Suppose we have a Root System and call $s_{\alpha}$ the transformation $$s_{\alpha}\left(\beta\right)=\beta-\frac{2\left\langle \beta,\,\alpha\right\rangle }{\left\langle \alpha,\,\alpha\right\rangle }\alpha.$$ These transformations form a group called Weyl Group. What can I say about the presentation (i.e. generators and relations) of the Weyl Group associated to the root system of a Semi-simple Lie Algebra? Are the relations given in the Wikipedia page the only relations or there are others? Thank you in advance!

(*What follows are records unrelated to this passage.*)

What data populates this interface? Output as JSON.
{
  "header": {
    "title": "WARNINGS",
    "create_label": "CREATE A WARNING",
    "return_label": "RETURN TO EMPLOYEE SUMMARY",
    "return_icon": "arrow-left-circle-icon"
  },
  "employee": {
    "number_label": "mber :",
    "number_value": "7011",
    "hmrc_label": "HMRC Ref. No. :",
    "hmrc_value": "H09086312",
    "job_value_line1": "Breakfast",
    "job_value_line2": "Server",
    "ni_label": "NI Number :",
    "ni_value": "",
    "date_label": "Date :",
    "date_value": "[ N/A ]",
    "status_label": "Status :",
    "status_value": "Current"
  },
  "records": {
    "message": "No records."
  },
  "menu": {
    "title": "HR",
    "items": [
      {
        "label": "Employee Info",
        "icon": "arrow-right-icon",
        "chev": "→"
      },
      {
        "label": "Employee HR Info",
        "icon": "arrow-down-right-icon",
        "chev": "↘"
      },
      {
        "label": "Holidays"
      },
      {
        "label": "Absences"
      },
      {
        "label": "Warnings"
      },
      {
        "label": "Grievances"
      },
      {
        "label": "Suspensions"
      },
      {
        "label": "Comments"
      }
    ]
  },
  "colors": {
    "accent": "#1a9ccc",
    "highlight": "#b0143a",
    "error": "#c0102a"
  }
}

  • 1
    $\begingroup$ The relations given in the Wikipedia article give a presentation. $\endgroup$ – Qiaochu Yuan Nov 6 '17 at 8:43
  • $\begingroup$ Ok so there are no other relations outside those given in the article? $\endgroup$ – Dac0 Nov 6 '17 at 15:19
  • $\begingroup$ That's ambiguous. Of course other relations hold; what it means for some generators and relations to give a presentation of the group is that every relation is deducible from the given relations. $\endgroup$ – Qiaochu Yuan Nov 6 '17 at 19:35
  • $\begingroup$ No problem, Burde gave me the answer I was looking for. Thank you anyway $\endgroup$ – Dac0 Nov 7 '17 at 6:25

In general, there may be several presentations of a group - see K.Conrad's article on Generating Sets. A good example for this is the symmetric group. See the table after Example $1.8$ for the different possibilities. Actually, Weyl groups usually are given in the Coxeter presentation, but there are others.

  • $\begingroup$ Thank you, the second reference you gave is exactly what I needed. $\endgroup$ – Dac0 Nov 6 '17 at 15:22
  • $\begingroup$ You are welcome:) $\endgroup$ – Dietrich Burde Nov 6 '17 at 15:41

Your Answer

By clicking “Post Your Answer”, you agree to our terms of service, privacy policy and cookie policy

Not the answer you're looking for? Browse other questions tagged or ask your own question.